## Work task
Images within the entries are to be omitted; the remainder must be reproduced exactly.

(App and web page records)
◆ ◆ ◆ ◆

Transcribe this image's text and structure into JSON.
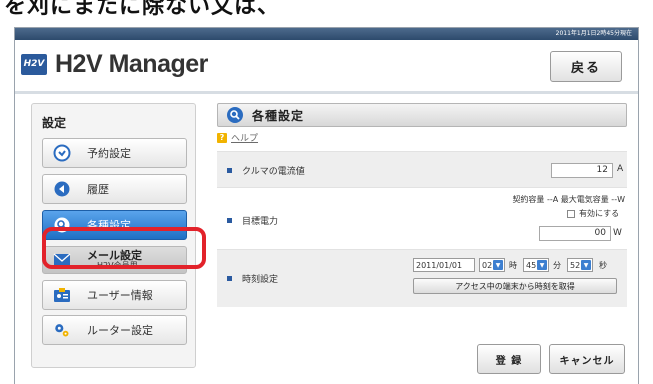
{
  "top_strip_text": "を刈にまたに除ない文は、",
  "window": {
    "datetime": "2011年1月1日2時45分現在",
    "app_title": "H2V Manager",
    "logo_abbr": "H2V",
    "back_label": "戻る"
  },
  "sidebar": {
    "title": "設定",
    "items": [
      {
        "label": "予約設定",
        "icon": "clock-icon"
      },
      {
        "label": "履歴",
        "icon": "back-arrow-icon"
      },
      {
        "label": "各種設定",
        "icon": "search-gear-icon",
        "active": true
      },
      {
        "label": "メール設定",
        "sublabel": "H2V会員用",
        "icon": "mail-icon"
      },
      {
        "label": "ユーザー情報",
        "icon": "user-card-icon"
      },
      {
        "label": "ルーター設定",
        "icon": "gears-icon"
      }
    ]
  },
  "main": {
    "title": "各種設定",
    "help_label": "ヘルプ",
    "help_icon_text": "?",
    "rows": {
      "current_limit": {
        "label": "クルマの電流値",
        "value": "12",
        "unit": "A"
      },
      "target_power": {
        "label": "目標電力",
        "contract_info": "契約容量 --A 最大電気容量 --W",
        "enable_label": "有効にする",
        "value": "00",
        "unit": "W"
      },
      "time_setting": {
        "label": "時刻設定",
        "date": "2011/01/01",
        "hour": "02",
        "hour_unit": "時",
        "minute": "45",
        "minute_unit": "分",
        "second": "52",
        "second_unit": "秒",
        "sync_button": "アクセス中の端末から時刻を取得"
      }
    },
    "save_label": "登 録",
    "cancel_label": "キャンセル"
  },
  "colors": {
    "accent": "#1f6fc4",
    "highlight": "#e2222a",
    "header_bar": "#2d4a6c"
  }
}
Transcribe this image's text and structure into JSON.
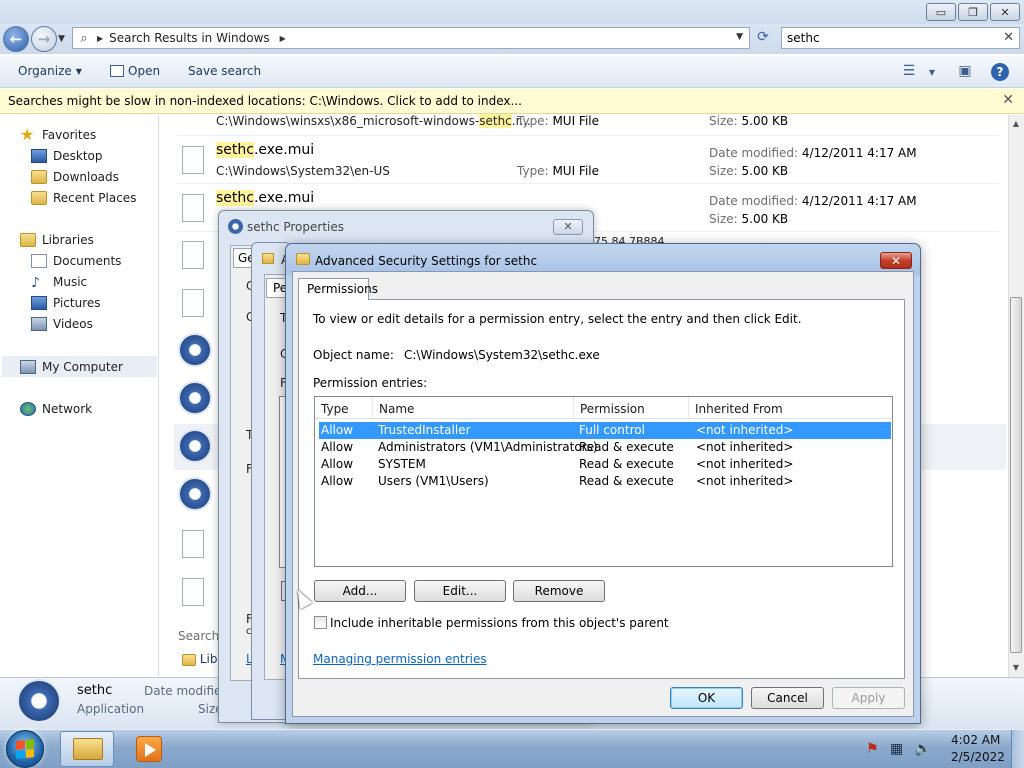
{
  "explorer": {
    "window_buttons": {
      "minimize": "▭",
      "maximize": "❐",
      "close": "✕"
    },
    "address": {
      "text": "Search Results in Windows"
    },
    "search": {
      "value": "sethc"
    },
    "commands": {
      "organize": "Organize",
      "open": "Open",
      "save_search": "Save search"
    },
    "info_bar": "Searches might be slow in non-indexed locations: C:\\Windows. Click to add to index...",
    "nav": {
      "favorites": "Favorites",
      "desktop": "Desktop",
      "downloads": "Downloads",
      "recent_places": "Recent Places",
      "libraries": "Libraries",
      "documents": "Documents",
      "music": "Music",
      "pictures": "Pictures",
      "videos": "Videos",
      "my_computer": "My Computer",
      "network": "Network"
    },
    "files": [
      {
        "path_prefix": "C:\\Windows\\winsxs\\x86_microsoft-windows-",
        "path_hl": "sethc",
        "path_suffix": ".r...",
        "type_label": "Type:",
        "type": "MUI File",
        "size_label": "Size:",
        "size": "5.00 KB"
      },
      {
        "name_hl": "sethc",
        "name_rest": ".exe.mui",
        "path": "C:\\Windows\\System32\\en-US",
        "type_label": "Type:",
        "type": "MUI File",
        "date_label": "Date modified:",
        "date": "4/12/2011 4:17 AM",
        "size_label": "Size:",
        "size": "5.00 KB"
      },
      {
        "name_hl": "sethc",
        "name_rest": ".exe.mui",
        "date_label": "Date modified:",
        "date": "4/12/2011 4:17 AM",
        "size_label": "Size:",
        "size": "5.00 KB"
      }
    ],
    "search_again": "Search",
    "lib_fragment": "Libr",
    "details": {
      "name": "sethc",
      "kind": "Application",
      "date_fragment": "Date modified",
      "size_fragment": "Size"
    }
  },
  "props_dialog": {
    "title": "sethc Properties",
    "tab_fragment": "Ge",
    "fragments": {
      "a": "A",
      "pe": "Pe",
      "c1": "C",
      "g": "G",
      "t1": "T",
      "c2": "C",
      "f1": "F",
      "t2": "T",
      "f2": "F",
      "l": "L",
      "m": "M",
      "f3": "F",
      "c3": "c"
    },
    "title_fragment": "75 84 7B884"
  },
  "adv_dialog": {
    "title": "Advanced Security Settings for sethc",
    "tab": "Permissions",
    "intro": "To view or edit details for a permission entry, select the entry and then click Edit.",
    "object_label": "Object name:",
    "object_value": "C:\\Windows\\System32\\sethc.exe",
    "entries_label": "Permission entries:",
    "columns": [
      "Type",
      "Name",
      "Permission",
      "Inherited From"
    ],
    "entries": [
      {
        "type": "Allow",
        "name": "TrustedInstaller",
        "permission": "Full control",
        "inherited": "<not inherited>"
      },
      {
        "type": "Allow",
        "name": "Administrators (VM1\\Administrators)",
        "permission": "Read & execute",
        "inherited": "<not inherited>"
      },
      {
        "type": "Allow",
        "name": "SYSTEM",
        "permission": "Read & execute",
        "inherited": "<not inherited>"
      },
      {
        "type": "Allow",
        "name": "Users (VM1\\Users)",
        "permission": "Read & execute",
        "inherited": "<not inherited>"
      }
    ],
    "buttons": {
      "add": "Add...",
      "edit": "Edit...",
      "remove": "Remove",
      "ok": "OK",
      "cancel": "Cancel",
      "apply": "Apply"
    },
    "inherit_label": "Include inheritable permissions from this object's parent",
    "manage_link": "Managing permission entries"
  },
  "taskbar": {
    "time": "4:02 AM",
    "date": "2/5/2022"
  },
  "colors": {
    "selection": "#3399ff",
    "highlight": "#fff39b",
    "info_bar": "#fffbd2"
  }
}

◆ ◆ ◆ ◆

## Reply to the task
Transcribe this image's text and structure into JSON.
{
  "top_strip_text": "を刈にまたに除ない文は、",
  "window": {
    "datetime": "2011年1月1日2時45分現在",
    "app_title": "H2V Manager",
    "logo_abbr": "H2V",
    "back_label": "戻る"
  },
  "sidebar": {
    "title": "設定",
    "items": [
      {
        "label": "予約設定",
        "icon": "clock-icon"
      },
      {
        "label": "履歴",
        "icon": "back-arrow-icon"
      },
      {
        "label": "各種設定",
        "icon": "search-gear-icon",
        "active": true
      },
      {
        "label": "メール設定",
        "sublabel": "H2V会員用",
        "icon": "mail-icon"
      },
      {
        "label": "ユーザー情報",
        "icon": "user-card-icon"
      },
      {
        "label": "ルーター設定",
        "icon": "gears-icon"
      }
    ]
  },
  "main": {
    "title": "各種設定",
    "help_label": "ヘルプ",
    "help_icon_text": "?",
    "rows": {
      "current_limit": {
        "label": "クルマの電流値",
        "value": "12",
        "unit": "A"
      },
      "target_power": {
        "label": "目標電力",
        "contract_info": "契約容量 --A 最大電気容量 --W",
        "enable_label": "有効にする",
        "value": "00",
        "unit": "W"
      },
      "time_setting": {
        "label": "時刻設定",
        "date": "2011/01/01",
        "hour": "02",
        "hour_unit": "時",
        "minute": "45",
        "minute_unit": "分",
        "second": "52",
        "second_unit": "秒",
        "sync_button": "アクセス中の端末から時刻を取得"
      }
    },
    "save_label": "登 録",
    "cancel_label": "キャンセル"
  },
  "colors": {
    "accent": "#1f6fc4",
    "highlight": "#e2222a",
    "header_bar": "#2d4a6c"
  }
}
Transcribe this image's text and structure into JSON.
{
  "explorer": {
    "window_buttons": {
      "minimize": "▭",
      "maximize": "❐",
      "close": "✕"
    },
    "address": {
      "text": "Search Results in Windows"
    },
    "search": {
      "value": "sethc"
    },
    "commands": {
      "organize": "Organize",
      "open": "Open",
      "save_search": "Save search"
    },
    "info_bar": "Searches might be slow in non-indexed locations: C:\\Windows. Click to add to index...",
    "nav": {
      "favorites": "Favorites",
      "desktop": "Desktop",
      "downloads": "Downloads",
      "recent_places": "Recent Places",
      "libraries": "Libraries",
      "documents": "Documents",
      "music": "Music",
      "pictures": "Pictures",
      "videos": "Videos",
      "my_computer": "My Computer",
      "network": "Network"
    },
    "files": [
      {
        "path_prefix": "C:\\Windows\\winsxs\\x86_microsoft-windows-",
        "path_hl": "sethc",
        "path_suffix": ".r...",
        "type_label": "Type:",
        "type": "MUI File",
        "size_label": "Size:",
        "size": "5.00 KB"
      },
      {
        "name_hl": "sethc",
        "name_rest": ".exe.mui",
        "path": "C:\\Windows\\System32\\en-US",
        "type_label": "Type:",
        "type": "MUI File",
        "date_label": "Date modified:",
        "date": "4/12/2011 4:17 AM",
        "size_label": "Size:",
        "size": "5.00 KB"
      },
      {
        "name_hl": "sethc",
        "name_rest": ".exe.mui",
        "date_label": "Date modified:",
        "date": "4/12/2011 4:17 AM",
        "size_label": "Size:",
        "size": "5.00 KB"
      }
    ],
    "search_again": "Search",
    "lib_fragment": "Libr",
    "details": {
      "name": "sethc",
      "kind": "Application",
      "date_fragment": "Date modified",
      "size_fragment": "Size"
    }
  },
  "props_dialog": {
    "title": "sethc Properties",
    "tab_fragment": "Ge",
    "fragments": {
      "a": "A",
      "pe": "Pe",
      "c1": "C",
      "g": "G",
      "t1": "T",
      "c2": "C",
      "f1": "F",
      "t2": "T",
      "f2": "F",
      "l": "L",
      "m": "M",
      "f3": "F",
      "c3": "c"
    },
    "title_fragment": "75 84 7B884"
  },
  "adv_dialog": {
    "title": "Advanced Security Settings for sethc",
    "tab": "Permissions",
    "intro": "To view or edit details for a permission entry, select the entry and then click Edit.",
    "object_label": "Object name:",
    "object_value": "C:\\Windows\\System32\\sethc.exe",
    "entries_label": "Permission entries:",
    "columns": [
      "Type",
      "Name",
      "Permission",
      "Inherited From"
    ],
    "entries": [
      {
        "type": "Allow",
        "name": "TrustedInstaller",
        "permission": "Full control",
        "inherited": "<not inherited>"
      },
      {
        "type": "Allow",
        "name": "Administrators (VM1\\Administrators)",
        "permission": "Read & execute",
        "inherited": "<not inherited>"
      },
      {
        "type": "Allow",
        "name": "SYSTEM",
        "permission": "Read & execute",
        "inherited": "<not inherited>"
      },
      {
        "type": "Allow",
        "name": "Users (VM1\\Users)",
        "permission": "Read & execute",
        "inherited": "<not inherited>"
      }
    ],
    "buttons": {
      "add": "Add...",
      "edit": "Edit...",
      "remove": "Remove",
      "ok": "OK",
      "cancel": "Cancel",
      "apply": "Apply"
    },
    "inherit_label": "Include inheritable permissions from this object's parent",
    "manage_link": "Managing permission entries"
  },
  "taskbar": {
    "time": "4:02 AM",
    "date": "2/5/2022"
  },
  "colors": {
    "selection": "#3399ff",
    "highlight": "#fff39b",
    "info_bar": "#fffbd2"
  }
}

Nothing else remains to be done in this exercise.